[App and web page records]
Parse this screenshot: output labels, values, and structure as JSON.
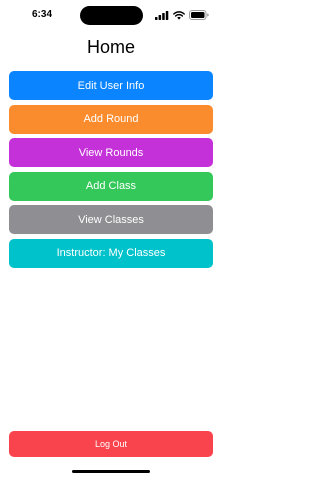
{
  "status_bar": {
    "time": "6:34",
    "icons": [
      "signal-icon",
      "wifi-icon",
      "battery-icon"
    ]
  },
  "header": {
    "title": "Home"
  },
  "menu": {
    "buttons": [
      {
        "label": "Edit User Info",
        "color": "#0a84ff"
      },
      {
        "label": "Add Round",
        "color": "#fb8c2d"
      },
      {
        "label": "View Rounds",
        "color": "#c531d9"
      },
      {
        "label": "Add Class",
        "color": "#34c759"
      },
      {
        "label": "View Classes",
        "color": "#8e8e93"
      },
      {
        "label": "Instructor: My Classes",
        "color": "#00c2cb"
      }
    ]
  },
  "footer": {
    "logout_label": "Log Out",
    "logout_color": "#f9444d"
  }
}
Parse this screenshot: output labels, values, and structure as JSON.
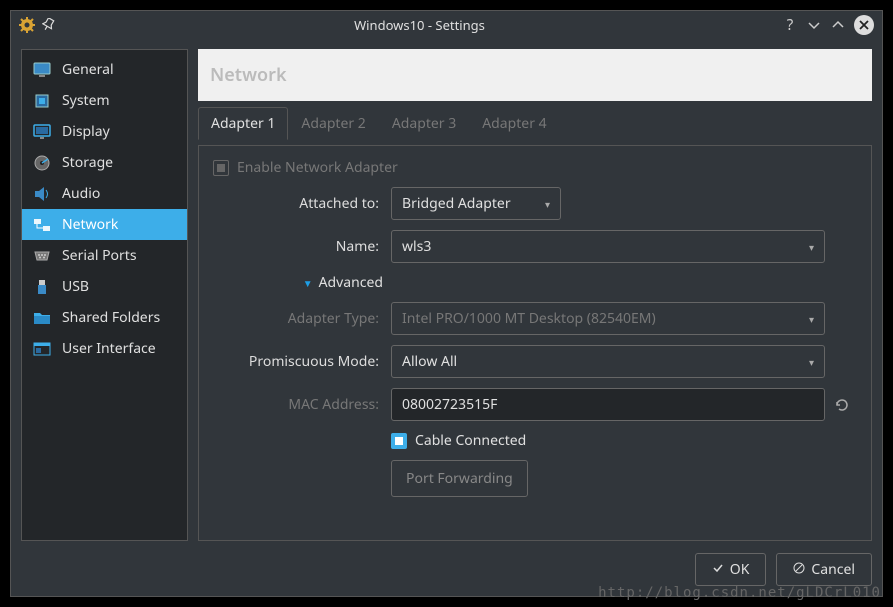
{
  "window": {
    "title": "Windows10 - Settings"
  },
  "sidebar": {
    "items": [
      {
        "label": "General"
      },
      {
        "label": "System"
      },
      {
        "label": "Display"
      },
      {
        "label": "Storage"
      },
      {
        "label": "Audio"
      },
      {
        "label": "Network"
      },
      {
        "label": "Serial Ports"
      },
      {
        "label": "USB"
      },
      {
        "label": "Shared Folders"
      },
      {
        "label": "User Interface"
      }
    ],
    "selected_index": 5
  },
  "content": {
    "header": "Network",
    "tabs": [
      {
        "label": "Adapter 1"
      },
      {
        "label": "Adapter 2"
      },
      {
        "label": "Adapter 3"
      },
      {
        "label": "Adapter 4"
      }
    ],
    "active_tab": 0,
    "enable_adapter": {
      "label": "Enable Network Adapter",
      "checked": true,
      "disabled": true
    },
    "attached_to": {
      "label": "Attached to:",
      "value": "Bridged Adapter"
    },
    "name": {
      "label": "Name:",
      "value": "wls3"
    },
    "advanced": {
      "label": "Advanced",
      "expanded": true
    },
    "adapter_type": {
      "label": "Adapter Type:",
      "value": "Intel PRO/1000 MT Desktop (82540EM)",
      "disabled": true
    },
    "promiscuous": {
      "label": "Promiscuous Mode:",
      "value": "Allow All"
    },
    "mac": {
      "label": "MAC Address:",
      "value": "08002723515F"
    },
    "cable": {
      "label": "Cable Connected",
      "checked": true
    },
    "port_forwarding": {
      "label": "Port Forwarding",
      "disabled": true
    }
  },
  "footer": {
    "ok": "OK",
    "cancel": "Cancel"
  },
  "watermark": "http://blog.csdn.net/gLDCrL010"
}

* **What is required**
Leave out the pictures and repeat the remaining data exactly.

* **Solution for this exercise**
Parse this screenshot: output labels, values, and structure as JSON.
{
  "status_bar": {
    "time": "6:34",
    "icons": [
      "signal-icon",
      "wifi-icon",
      "battery-icon"
    ]
  },
  "header": {
    "title": "Home"
  },
  "menu": {
    "buttons": [
      {
        "label": "Edit User Info",
        "color": "#0a84ff"
      },
      {
        "label": "Add Round",
        "color": "#fb8c2d"
      },
      {
        "label": "View Rounds",
        "color": "#c531d9"
      },
      {
        "label": "Add Class",
        "color": "#34c759"
      },
      {
        "label": "View Classes",
        "color": "#8e8e93"
      },
      {
        "label": "Instructor: My Classes",
        "color": "#00c2cb"
      }
    ]
  },
  "footer": {
    "logout_label": "Log Out",
    "logout_color": "#f9444d"
  }
}
Parse this screenshot: output labels, values, and structure as JSON.
{
  "window": {
    "title": "Windows10 - Settings"
  },
  "sidebar": {
    "items": [
      {
        "label": "General"
      },
      {
        "label": "System"
      },
      {
        "label": "Display"
      },
      {
        "label": "Storage"
      },
      {
        "label": "Audio"
      },
      {
        "label": "Network"
      },
      {
        "label": "Serial Ports"
      },
      {
        "label": "USB"
      },
      {
        "label": "Shared Folders"
      },
      {
        "label": "User Interface"
      }
    ],
    "selected_index": 5
  },
  "content": {
    "header": "Network",
    "tabs": [
      {
        "label": "Adapter 1"
      },
      {
        "label": "Adapter 2"
      },
      {
        "label": "Adapter 3"
      },
      {
        "label": "Adapter 4"
      }
    ],
    "active_tab": 0,
    "enable_adapter": {
      "label": "Enable Network Adapter",
      "checked": true,
      "disabled": true
    },
    "attached_to": {
      "label": "Attached to:",
      "value": "Bridged Adapter"
    },
    "name": {
      "label": "Name:",
      "value": "wls3"
    },
    "advanced": {
      "label": "Advanced",
      "expanded": true
    },
    "adapter_type": {
      "label": "Adapter Type:",
      "value": "Intel PRO/1000 MT Desktop (82540EM)",
      "disabled": true
    },
    "promiscuous": {
      "label": "Promiscuous Mode:",
      "value": "Allow All"
    },
    "mac": {
      "label": "MAC Address:",
      "value": "08002723515F"
    },
    "cable": {
      "label": "Cable Connected",
      "checked": true
    },
    "port_forwarding": {
      "label": "Port Forwarding",
      "disabled": true
    }
  },
  "footer": {
    "ok": "OK",
    "cancel": "Cancel"
  },
  "watermark": "http://blog.csdn.net/gLDCrL010"
}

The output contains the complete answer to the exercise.